◆ **Task**
Provide only the number of lines in the data below that contain the word "expanded".

───── The input ─────

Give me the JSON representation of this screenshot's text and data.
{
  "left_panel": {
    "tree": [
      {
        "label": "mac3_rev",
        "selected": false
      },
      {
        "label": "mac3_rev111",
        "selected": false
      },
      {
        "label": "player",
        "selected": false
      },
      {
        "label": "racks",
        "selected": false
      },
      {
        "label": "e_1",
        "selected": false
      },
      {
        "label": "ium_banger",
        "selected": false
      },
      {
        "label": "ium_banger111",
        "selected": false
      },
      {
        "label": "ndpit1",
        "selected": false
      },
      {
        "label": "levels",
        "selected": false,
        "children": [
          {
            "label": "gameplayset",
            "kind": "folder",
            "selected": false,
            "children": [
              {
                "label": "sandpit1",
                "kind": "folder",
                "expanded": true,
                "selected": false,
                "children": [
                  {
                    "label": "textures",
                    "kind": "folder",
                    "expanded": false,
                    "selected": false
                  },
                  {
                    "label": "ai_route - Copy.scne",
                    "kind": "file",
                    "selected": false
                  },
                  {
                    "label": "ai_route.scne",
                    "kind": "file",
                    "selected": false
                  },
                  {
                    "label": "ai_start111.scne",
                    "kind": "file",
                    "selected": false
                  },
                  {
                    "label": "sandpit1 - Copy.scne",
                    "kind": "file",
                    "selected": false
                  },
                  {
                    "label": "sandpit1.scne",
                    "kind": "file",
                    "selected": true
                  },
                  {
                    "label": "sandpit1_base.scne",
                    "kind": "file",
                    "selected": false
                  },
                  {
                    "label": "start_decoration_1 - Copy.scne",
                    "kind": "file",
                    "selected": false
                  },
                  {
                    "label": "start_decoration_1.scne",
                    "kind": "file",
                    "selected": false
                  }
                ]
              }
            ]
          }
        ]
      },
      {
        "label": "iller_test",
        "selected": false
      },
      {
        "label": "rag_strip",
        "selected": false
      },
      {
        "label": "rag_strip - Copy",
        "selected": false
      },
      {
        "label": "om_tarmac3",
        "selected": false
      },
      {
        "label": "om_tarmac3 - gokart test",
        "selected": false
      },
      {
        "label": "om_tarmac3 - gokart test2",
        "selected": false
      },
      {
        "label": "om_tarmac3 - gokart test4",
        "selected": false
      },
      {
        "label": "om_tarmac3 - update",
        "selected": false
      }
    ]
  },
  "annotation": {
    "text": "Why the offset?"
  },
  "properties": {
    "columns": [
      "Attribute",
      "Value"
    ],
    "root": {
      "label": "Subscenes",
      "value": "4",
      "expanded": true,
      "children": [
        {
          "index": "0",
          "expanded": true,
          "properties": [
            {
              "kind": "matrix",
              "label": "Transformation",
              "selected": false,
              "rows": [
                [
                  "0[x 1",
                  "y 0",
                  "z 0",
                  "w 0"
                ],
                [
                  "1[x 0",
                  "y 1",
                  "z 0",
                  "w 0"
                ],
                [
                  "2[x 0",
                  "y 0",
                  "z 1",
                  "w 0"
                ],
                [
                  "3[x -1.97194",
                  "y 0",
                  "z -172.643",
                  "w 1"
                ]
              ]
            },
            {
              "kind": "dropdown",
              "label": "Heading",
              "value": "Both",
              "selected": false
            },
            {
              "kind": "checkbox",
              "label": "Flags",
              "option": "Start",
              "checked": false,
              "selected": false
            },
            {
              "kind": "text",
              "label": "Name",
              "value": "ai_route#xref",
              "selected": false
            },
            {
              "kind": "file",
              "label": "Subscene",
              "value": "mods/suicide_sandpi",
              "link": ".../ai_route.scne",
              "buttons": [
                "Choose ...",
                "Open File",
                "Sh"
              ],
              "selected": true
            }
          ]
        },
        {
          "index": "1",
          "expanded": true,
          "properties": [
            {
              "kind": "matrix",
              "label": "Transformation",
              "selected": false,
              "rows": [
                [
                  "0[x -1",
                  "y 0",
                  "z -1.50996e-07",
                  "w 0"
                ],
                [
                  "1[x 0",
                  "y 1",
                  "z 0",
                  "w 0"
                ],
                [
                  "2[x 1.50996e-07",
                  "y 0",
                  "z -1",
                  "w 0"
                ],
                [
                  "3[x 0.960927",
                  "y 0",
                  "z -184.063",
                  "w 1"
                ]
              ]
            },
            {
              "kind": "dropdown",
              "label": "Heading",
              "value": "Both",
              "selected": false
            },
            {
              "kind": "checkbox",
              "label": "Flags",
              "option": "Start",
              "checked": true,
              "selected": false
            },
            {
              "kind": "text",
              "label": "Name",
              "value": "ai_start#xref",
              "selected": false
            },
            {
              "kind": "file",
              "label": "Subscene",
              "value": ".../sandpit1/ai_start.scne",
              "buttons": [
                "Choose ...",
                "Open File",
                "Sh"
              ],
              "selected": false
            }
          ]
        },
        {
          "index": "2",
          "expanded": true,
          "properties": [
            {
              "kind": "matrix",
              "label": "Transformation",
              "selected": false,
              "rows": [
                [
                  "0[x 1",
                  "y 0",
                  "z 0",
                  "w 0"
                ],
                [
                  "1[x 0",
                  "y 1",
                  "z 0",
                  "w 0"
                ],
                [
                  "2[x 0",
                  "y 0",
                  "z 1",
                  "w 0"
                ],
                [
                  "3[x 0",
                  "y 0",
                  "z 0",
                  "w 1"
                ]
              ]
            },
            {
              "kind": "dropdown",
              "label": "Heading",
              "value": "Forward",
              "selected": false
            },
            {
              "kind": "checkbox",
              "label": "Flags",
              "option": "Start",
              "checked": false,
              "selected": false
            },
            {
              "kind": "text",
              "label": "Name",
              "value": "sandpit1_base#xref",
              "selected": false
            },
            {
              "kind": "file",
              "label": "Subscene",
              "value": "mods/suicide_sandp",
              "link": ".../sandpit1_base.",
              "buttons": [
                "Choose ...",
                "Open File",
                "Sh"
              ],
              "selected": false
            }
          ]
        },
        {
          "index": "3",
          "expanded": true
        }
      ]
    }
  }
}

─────

◆ **Answer to the problem**
7